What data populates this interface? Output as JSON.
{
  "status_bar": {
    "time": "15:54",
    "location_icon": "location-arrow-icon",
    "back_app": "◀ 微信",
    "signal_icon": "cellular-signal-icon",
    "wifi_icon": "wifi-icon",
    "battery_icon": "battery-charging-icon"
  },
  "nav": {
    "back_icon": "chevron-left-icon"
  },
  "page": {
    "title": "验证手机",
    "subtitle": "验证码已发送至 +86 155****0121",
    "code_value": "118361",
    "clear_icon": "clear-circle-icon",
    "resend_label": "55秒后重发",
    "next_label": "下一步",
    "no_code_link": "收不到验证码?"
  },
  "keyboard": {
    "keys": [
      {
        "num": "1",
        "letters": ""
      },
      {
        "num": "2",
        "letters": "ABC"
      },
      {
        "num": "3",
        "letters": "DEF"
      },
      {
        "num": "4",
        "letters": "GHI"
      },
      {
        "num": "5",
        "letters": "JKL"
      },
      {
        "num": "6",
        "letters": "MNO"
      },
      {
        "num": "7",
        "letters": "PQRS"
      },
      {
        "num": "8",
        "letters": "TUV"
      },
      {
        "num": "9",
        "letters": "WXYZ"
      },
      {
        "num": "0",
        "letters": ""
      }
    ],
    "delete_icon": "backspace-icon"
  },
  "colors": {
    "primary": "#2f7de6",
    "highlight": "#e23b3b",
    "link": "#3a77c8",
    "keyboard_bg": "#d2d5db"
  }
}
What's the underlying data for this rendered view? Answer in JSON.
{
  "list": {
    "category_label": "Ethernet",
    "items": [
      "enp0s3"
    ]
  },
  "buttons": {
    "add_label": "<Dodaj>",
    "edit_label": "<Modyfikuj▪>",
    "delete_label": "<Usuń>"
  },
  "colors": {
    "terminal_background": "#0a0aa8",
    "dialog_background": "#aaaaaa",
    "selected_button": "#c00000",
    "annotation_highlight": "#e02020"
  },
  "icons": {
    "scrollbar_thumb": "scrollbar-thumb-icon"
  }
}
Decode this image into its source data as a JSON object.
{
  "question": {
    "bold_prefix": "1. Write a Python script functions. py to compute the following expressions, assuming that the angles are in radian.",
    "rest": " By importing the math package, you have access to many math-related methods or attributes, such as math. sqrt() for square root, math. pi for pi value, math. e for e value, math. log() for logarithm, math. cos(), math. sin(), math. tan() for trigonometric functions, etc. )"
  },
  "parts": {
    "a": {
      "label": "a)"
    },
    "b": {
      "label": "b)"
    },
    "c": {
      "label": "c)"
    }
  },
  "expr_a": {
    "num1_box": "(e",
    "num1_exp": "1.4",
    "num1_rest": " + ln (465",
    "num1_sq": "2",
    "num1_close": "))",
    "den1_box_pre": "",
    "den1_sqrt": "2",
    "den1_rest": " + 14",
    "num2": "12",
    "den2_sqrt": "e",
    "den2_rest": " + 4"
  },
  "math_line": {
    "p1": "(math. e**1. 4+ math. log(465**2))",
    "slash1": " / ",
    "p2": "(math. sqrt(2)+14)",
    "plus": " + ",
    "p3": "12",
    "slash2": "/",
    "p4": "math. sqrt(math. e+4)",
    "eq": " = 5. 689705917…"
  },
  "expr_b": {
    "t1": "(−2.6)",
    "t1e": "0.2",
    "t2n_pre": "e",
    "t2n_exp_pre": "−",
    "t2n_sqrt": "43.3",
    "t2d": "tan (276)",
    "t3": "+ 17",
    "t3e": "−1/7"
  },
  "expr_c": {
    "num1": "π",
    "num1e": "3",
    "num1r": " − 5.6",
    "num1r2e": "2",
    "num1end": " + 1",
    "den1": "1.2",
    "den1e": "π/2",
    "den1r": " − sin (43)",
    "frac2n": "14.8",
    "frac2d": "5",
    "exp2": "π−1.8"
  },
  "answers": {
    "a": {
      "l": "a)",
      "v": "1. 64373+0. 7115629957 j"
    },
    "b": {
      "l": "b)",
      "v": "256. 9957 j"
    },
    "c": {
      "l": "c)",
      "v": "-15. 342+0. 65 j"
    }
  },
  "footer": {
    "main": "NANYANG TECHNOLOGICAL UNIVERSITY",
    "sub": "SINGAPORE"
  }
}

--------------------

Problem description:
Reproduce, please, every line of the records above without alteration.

Answer section:
What data populates this interface? Output as JSON.
{
  "status_bar": {
    "time": "15:54",
    "location_icon": "location-arrow-icon",
    "back_app": "◀ 微信",
    "signal_icon": "cellular-signal-icon",
    "wifi_icon": "wifi-icon",
    "battery_icon": "battery-charging-icon"
  },
  "nav": {
    "back_icon": "chevron-left-icon"
  },
  "page": {
    "title": "验证手机",
    "subtitle": "验证码已发送至 +86 155****0121",
    "code_value": "118361",
    "clear_icon": "clear-circle-icon",
    "resend_label": "55秒后重发",
    "next_label": "下一步",
    "no_code_link": "收不到验证码?"
  },
  "keyboard": {
    "keys": [
      {
        "num": "1",
        "letters": ""
      },
      {
        "num": "2",
        "letters": "ABC"
      },
      {
        "num": "3",
        "letters": "DEF"
      },
      {
        "num": "4",
        "letters": "GHI"
      },
      {
        "num": "5",
        "letters": "JKL"
      },
      {
        "num": "6",
        "letters": "MNO"
      },
      {
        "num": "7",
        "letters": "PQRS"
      },
      {
        "num": "8",
        "letters": "TUV"
      },
      {
        "num": "9",
        "letters": "WXYZ"
      },
      {
        "num": "0",
        "letters": ""
      }
    ],
    "delete_icon": "backspace-icon"
  },
  "colors": {
    "primary": "#2f7de6",
    "highlight": "#e23b3b",
    "link": "#3a77c8",
    "keyboard_bg": "#d2d5db"
  }
}
What's the underlying data for this rendered view? Answer in JSON.
{
  "list": {
    "category_label": "Ethernet",
    "items": [
      "enp0s3"
    ]
  },
  "buttons": {
    "add_label": "<Dodaj>",
    "edit_label": "<Modyfikuj▪>",
    "delete_label": "<Usuń>"
  },
  "colors": {
    "terminal_background": "#0a0aa8",
    "dialog_background": "#aaaaaa",
    "selected_button": "#c00000",
    "annotation_highlight": "#e02020"
  },
  "icons": {
    "scrollbar_thumb": "scrollbar-thumb-icon"
  }
}
Decode this image into its source data as a JSON object.
{
  "question": {
    "bold_prefix": "1. Write a Python script functions. py to compute the following expressions, assuming that the angles are in radian.",
    "rest": " By importing the math package, you have access to many math-related methods or attributes, such as math. sqrt() for square root, math. pi for pi value, math. e for e value, math. log() for logarithm, math. cos(), math. sin(), math. tan() for trigonometric functions, etc. )"
  },
  "parts": {
    "a": {
      "label": "a)"
    },
    "b": {
      "label": "b)"
    },
    "c": {
      "label": "c)"
    }
  },
  "expr_a": {
    "num1_box": "(e",
    "num1_exp": "1.4",
    "num1_rest": " + ln (465",
    "num1_sq": "2",
    "num1_close": "))",
    "den1_box_pre": "",
    "den1_sqrt": "2",
    "den1_rest": " + 14",
    "num2": "12",
    "den2_sqrt": "e",
    "den2_rest": " + 4"
  },
  "math_line": {
    "p1": "(math. e**1. 4+ math. log(465**2))",
    "slash1": " / ",
    "p2": "(math. sqrt(2)+14)",
    "plus": " + ",
    "p3": "12",
    "slash2": "/",
    "p4": "math. sqrt(math. e+4)",
    "eq": " = 5. 689705917…"
  },
  "expr_b": {
    "t1": "(−2.6)",
    "t1e": "0.2",
    "t2n_pre": "e",
    "t2n_exp_pre": "−",
    "t2n_sqrt": "43.3",
    "t2d": "tan (276)",
    "t3": "+ 17",
    "t3e": "−1/7"
  },
  "expr_c": {
    "num1": "π",
    "num1e": "3",
    "num1r": " − 5.6",
    "num1r2e": "2",
    "num1end": " + 1",
    "den1": "1.2",
    "den1e": "π/2",
    "den1r": " − sin (43)",
    "frac2n": "14.8",
    "frac2d": "5",
    "exp2": "π−1.8"
  },
  "answers": {
    "a": {
      "l": "a)",
      "v": "1. 64373+0. 7115629957 j"
    },
    "b": {
      "l": "b)",
      "v": "256. 9957 j"
    },
    "c": {
      "l": "c)",
      "v": "-15. 342+0. 65 j"
    }
  },
  "footer": {
    "main": "NANYANG TECHNOLOGICAL UNIVERSITY",
    "sub": "SINGAPORE"
  }
}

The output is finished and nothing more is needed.